Exercise aim: From the first entry to the last, restate everything word for word and exclude pictures.
--- Listed entries Enclosed Below ---
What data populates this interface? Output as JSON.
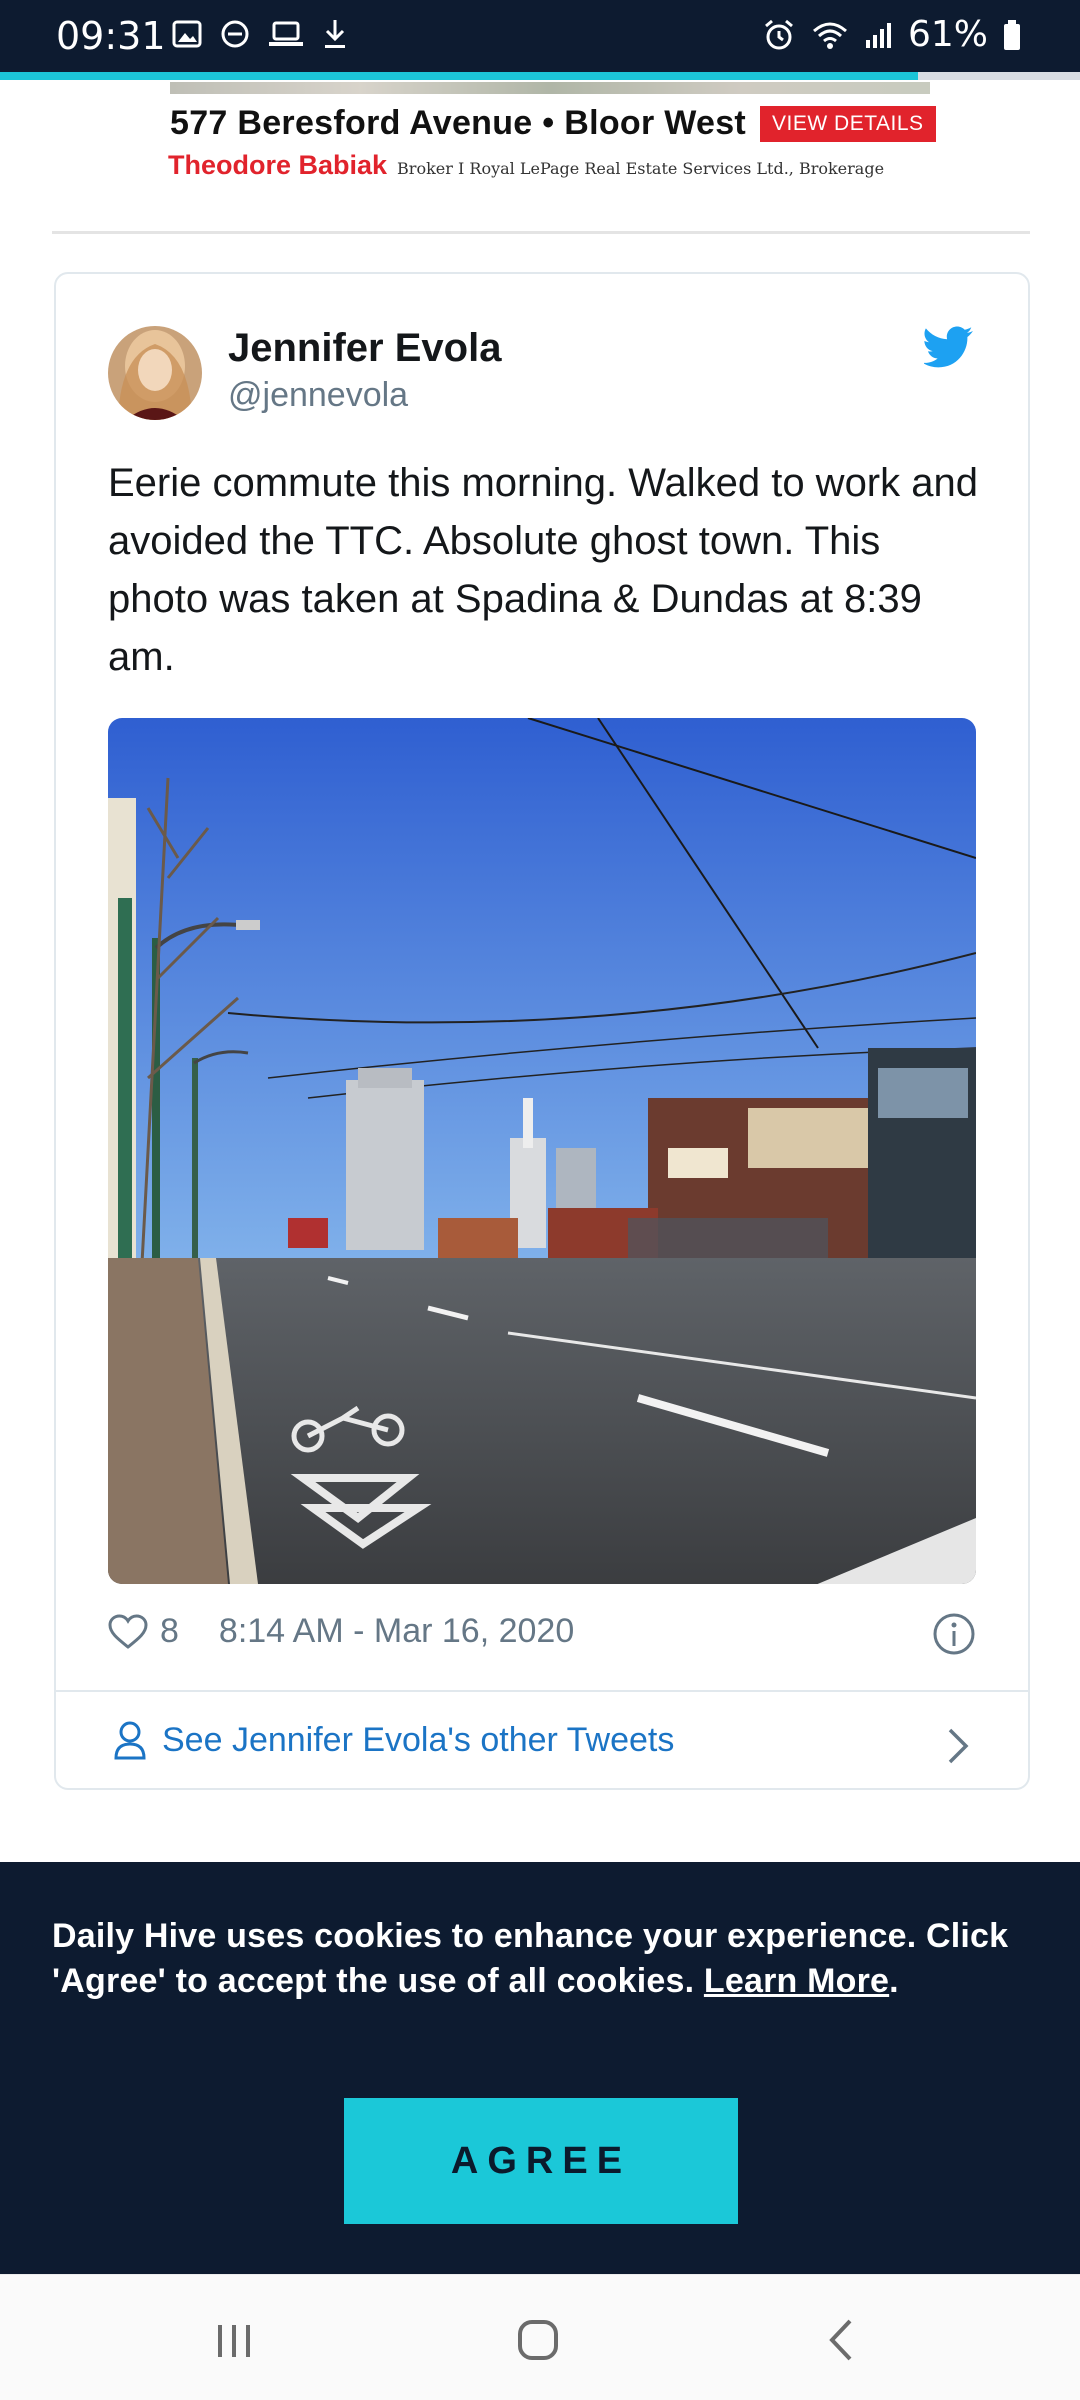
{
  "status_bar": {
    "time": "09:31",
    "battery": "61%",
    "icons_left": [
      "image-icon",
      "dnd-icon",
      "laptop-icon",
      "download-icon"
    ],
    "icons_right": [
      "alarm-icon",
      "wifi-icon",
      "signal-icon",
      "battery-icon"
    ]
  },
  "page_progress": 0.85,
  "ad": {
    "address": "577 Beresford Avenue • Bloor West",
    "view_details": "VIEW DETAILS",
    "agent": "Theodore Babiak",
    "brokerage": "Broker I Royal LePage Real Estate Services Ltd., Brokerage"
  },
  "tweet": {
    "author_name": "Jennifer Evola",
    "author_handle": "@jennevola",
    "text": "Eerie commute this morning. Walked to work and avoided the TTC. Absolute ghost town. This photo was taken at Spadina & Dundas at 8:39 am.",
    "like_count": "8",
    "timestamp": "8:14 AM - Mar 16, 2020",
    "other_tweets_label": "See Jennifer Evola's other Tweets"
  },
  "cookie_banner": {
    "text": "Daily Hive uses cookies to enhance your experience. Click 'Agree' to accept the use of all cookies. ",
    "link_text": "Learn More",
    "after_link": ".",
    "agree_label": "AGREE"
  },
  "colors": {
    "dark_navy": "#0d1b30",
    "accent_teal": "#1bc8d8",
    "twitter_blue": "#1da1f2",
    "link_blue": "#1b74c5",
    "ad_red": "#e1232c"
  }
}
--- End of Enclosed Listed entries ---
Solution to the exercise:
What data populates this interface? Output as JSON.
{
  "status_bar": {
    "time": "09:31",
    "battery": "61%",
    "icons_left": [
      "image-icon",
      "dnd-icon",
      "laptop-icon",
      "download-icon"
    ],
    "icons_right": [
      "alarm-icon",
      "wifi-icon",
      "signal-icon",
      "battery-icon"
    ]
  },
  "page_progress": 0.85,
  "ad": {
    "address": "577 Beresford Avenue • Bloor West",
    "view_details": "VIEW DETAILS",
    "agent": "Theodore Babiak",
    "brokerage": "Broker I Royal LePage Real Estate Services Ltd., Brokerage"
  },
  "tweet": {
    "author_name": "Jennifer Evola",
    "author_handle": "@jennevola",
    "text": "Eerie commute this morning. Walked to work and avoided the TTC. Absolute ghost town. This photo was taken at Spadina & Dundas at 8:39 am.",
    "like_count": "8",
    "timestamp": "8:14 AM - Mar 16, 2020",
    "other_tweets_label": "See Jennifer Evola's other Tweets"
  },
  "cookie_banner": {
    "text": "Daily Hive uses cookies to enhance your experience. Click 'Agree' to accept the use of all cookies. ",
    "link_text": "Learn More",
    "after_link": ".",
    "agree_label": "AGREE"
  },
  "colors": {
    "dark_navy": "#0d1b30",
    "accent_teal": "#1bc8d8",
    "twitter_blue": "#1da1f2",
    "link_blue": "#1b74c5",
    "ad_red": "#e1232c"
  }
}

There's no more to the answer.